**What you will do:**
Whenever a line in the material below contains "label", copy that line.

**Source data:**
##########
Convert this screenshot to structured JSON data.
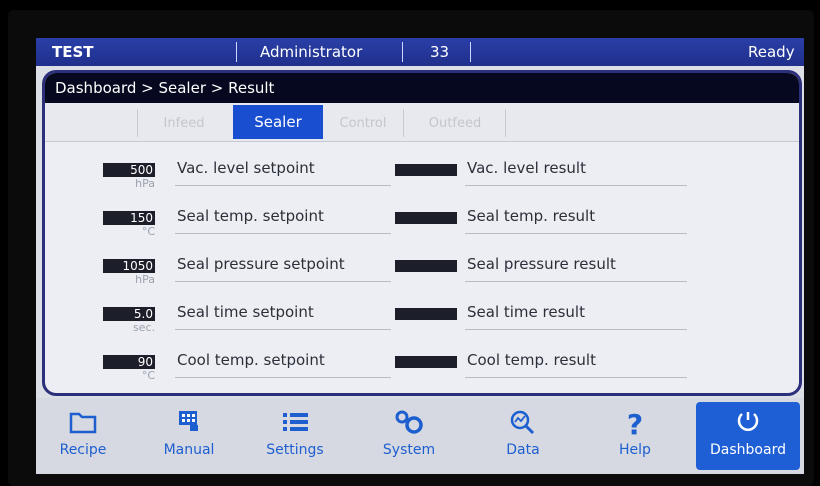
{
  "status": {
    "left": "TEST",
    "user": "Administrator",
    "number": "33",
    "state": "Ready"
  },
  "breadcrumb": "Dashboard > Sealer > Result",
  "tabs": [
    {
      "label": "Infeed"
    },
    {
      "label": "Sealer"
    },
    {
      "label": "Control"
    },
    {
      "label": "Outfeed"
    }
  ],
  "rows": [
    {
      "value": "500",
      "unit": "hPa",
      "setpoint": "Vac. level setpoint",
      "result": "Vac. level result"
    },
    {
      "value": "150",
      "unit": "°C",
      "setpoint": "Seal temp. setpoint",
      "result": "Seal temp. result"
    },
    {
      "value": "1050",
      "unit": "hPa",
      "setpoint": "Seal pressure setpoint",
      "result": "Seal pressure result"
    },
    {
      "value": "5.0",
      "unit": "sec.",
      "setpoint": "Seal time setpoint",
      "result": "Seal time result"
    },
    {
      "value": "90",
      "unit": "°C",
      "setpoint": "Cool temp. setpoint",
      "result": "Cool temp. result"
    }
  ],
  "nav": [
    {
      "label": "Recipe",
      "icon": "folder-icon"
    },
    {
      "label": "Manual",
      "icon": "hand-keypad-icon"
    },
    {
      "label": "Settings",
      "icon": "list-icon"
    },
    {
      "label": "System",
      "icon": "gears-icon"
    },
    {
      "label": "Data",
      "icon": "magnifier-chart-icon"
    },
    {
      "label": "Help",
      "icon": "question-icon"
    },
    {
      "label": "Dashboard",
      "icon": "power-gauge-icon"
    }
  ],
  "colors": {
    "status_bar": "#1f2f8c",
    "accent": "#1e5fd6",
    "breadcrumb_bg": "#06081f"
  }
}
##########
**Solution for this task:**
      "label": "Infeed"
      "label": "Sealer"
      "label": "Control"
      "label": "Outfeed"
      "label": "Recipe",
      "label": "Manual",
      "label": "Settings",
      "label": "System",
      "label": "Data",
      "label": "Help",
      "label": "Dashboard",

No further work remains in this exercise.